== Segment start ==
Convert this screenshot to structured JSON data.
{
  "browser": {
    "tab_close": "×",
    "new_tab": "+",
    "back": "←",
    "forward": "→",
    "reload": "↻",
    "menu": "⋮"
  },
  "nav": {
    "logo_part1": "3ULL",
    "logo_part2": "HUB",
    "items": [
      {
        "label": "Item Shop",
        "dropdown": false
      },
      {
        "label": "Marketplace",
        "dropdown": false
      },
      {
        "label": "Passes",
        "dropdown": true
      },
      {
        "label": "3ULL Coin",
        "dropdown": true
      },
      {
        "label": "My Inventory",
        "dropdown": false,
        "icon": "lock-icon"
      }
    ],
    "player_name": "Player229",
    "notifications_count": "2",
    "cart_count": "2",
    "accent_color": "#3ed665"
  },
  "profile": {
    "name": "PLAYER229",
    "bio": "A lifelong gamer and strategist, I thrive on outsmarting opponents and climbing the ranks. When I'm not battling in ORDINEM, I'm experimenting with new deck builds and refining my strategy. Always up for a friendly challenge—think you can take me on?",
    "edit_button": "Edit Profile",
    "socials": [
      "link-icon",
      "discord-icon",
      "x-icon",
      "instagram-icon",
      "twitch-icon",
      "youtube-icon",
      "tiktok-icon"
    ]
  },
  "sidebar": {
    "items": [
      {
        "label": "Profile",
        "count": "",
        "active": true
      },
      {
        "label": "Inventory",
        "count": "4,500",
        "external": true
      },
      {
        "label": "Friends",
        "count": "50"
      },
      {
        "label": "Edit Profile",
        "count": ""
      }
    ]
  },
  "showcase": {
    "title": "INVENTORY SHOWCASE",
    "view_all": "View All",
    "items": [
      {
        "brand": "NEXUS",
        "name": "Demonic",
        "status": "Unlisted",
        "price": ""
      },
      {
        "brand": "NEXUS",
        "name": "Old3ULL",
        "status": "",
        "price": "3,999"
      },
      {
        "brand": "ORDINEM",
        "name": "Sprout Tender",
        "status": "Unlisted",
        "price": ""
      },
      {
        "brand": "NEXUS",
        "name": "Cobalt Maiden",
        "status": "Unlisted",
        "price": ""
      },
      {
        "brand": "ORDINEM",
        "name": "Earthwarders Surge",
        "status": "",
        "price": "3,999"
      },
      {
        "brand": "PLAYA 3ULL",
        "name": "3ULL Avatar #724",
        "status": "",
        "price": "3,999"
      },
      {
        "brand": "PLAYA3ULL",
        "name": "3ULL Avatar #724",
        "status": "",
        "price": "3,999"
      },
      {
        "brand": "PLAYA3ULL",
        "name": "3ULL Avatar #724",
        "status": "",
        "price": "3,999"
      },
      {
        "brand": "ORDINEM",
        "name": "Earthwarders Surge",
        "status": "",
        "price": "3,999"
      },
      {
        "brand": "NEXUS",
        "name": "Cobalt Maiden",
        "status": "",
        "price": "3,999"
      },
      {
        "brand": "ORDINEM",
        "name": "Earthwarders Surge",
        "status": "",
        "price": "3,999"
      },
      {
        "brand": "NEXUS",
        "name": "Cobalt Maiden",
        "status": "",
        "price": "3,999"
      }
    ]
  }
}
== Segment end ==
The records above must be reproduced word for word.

* Response for this exercise *
Convert this screenshot to structured JSON data.
{
  "browser": {
    "tab_close": "×",
    "new_tab": "+",
    "back": "←",
    "forward": "→",
    "reload": "↻",
    "menu": "⋮"
  },
  "nav": {
    "logo_part1": "3ULL",
    "logo_part2": "HUB",
    "items": [
      {
        "label": "Item Shop",
        "dropdown": false
      },
      {
        "label": "Marketplace",
        "dropdown": false
      },
      {
        "label": "Passes",
        "dropdown": true
      },
      {
        "label": "3ULL Coin",
        "dropdown": true
      },
      {
        "label": "My Inventory",
        "dropdown": false,
        "icon": "lock-icon"
      }
    ],
    "player_name": "Player229",
    "notifications_count": "2",
    "cart_count": "2",
    "accent_color": "#3ed665"
  },
  "profile": {
    "name": "PLAYER229",
    "bio": "A lifelong gamer and strategist, I thrive on outsmarting opponents and climbing the ranks. When I'm not battling in ORDINEM, I'm experimenting with new deck builds and refining my strategy. Always up for a friendly challenge—think you can take me on?",
    "edit_button": "Edit Profile",
    "socials": [
      "link-icon",
      "discord-icon",
      "x-icon",
      "instagram-icon",
      "twitch-icon",
      "youtube-icon",
      "tiktok-icon"
    ]
  },
  "sidebar": {
    "items": [
      {
        "label": "Profile",
        "count": "",
        "active": true
      },
      {
        "label": "Inventory",
        "count": "4,500",
        "external": true
      },
      {
        "label": "Friends",
        "count": "50"
      },
      {
        "label": "Edit Profile",
        "count": ""
      }
    ]
  },
  "showcase": {
    "title": "INVENTORY SHOWCASE",
    "view_all": "View All",
    "items": [
      {
        "brand": "NEXUS",
        "name": "Demonic",
        "status": "Unlisted",
        "price": ""
      },
      {
        "brand": "NEXUS",
        "name": "Old3ULL",
        "status": "",
        "price": "3,999"
      },
      {
        "brand": "ORDINEM",
        "name": "Sprout Tender",
        "status": "Unlisted",
        "price": ""
      },
      {
        "brand": "NEXUS",
        "name": "Cobalt Maiden",
        "status": "Unlisted",
        "price": ""
      },
      {
        "brand": "ORDINEM",
        "name": "Earthwarders Surge",
        "status": "",
        "price": "3,999"
      },
      {
        "brand": "PLAYA 3ULL",
        "name": "3ULL Avatar #724",
        "status": "",
        "price": "3,999"
      },
      {
        "brand": "PLAYA3ULL",
        "name": "3ULL Avatar #724",
        "status": "",
        "price": "3,999"
      },
      {
        "brand": "PLAYA3ULL",
        "name": "3ULL Avatar #724",
        "status": "",
        "price": "3,999"
      },
      {
        "brand": "ORDINEM",
        "name": "Earthwarders Surge",
        "status": "",
        "price": "3,999"
      },
      {
        "brand": "NEXUS",
        "name": "Cobalt Maiden",
        "status": "",
        "price": "3,999"
      },
      {
        "brand": "ORDINEM",
        "name": "Earthwarders Surge",
        "status": "",
        "price": "3,999"
      },
      {
        "brand": "NEXUS",
        "name": "Cobalt Maiden",
        "status": "",
        "price": "3,999"
      }
    ]
  }
}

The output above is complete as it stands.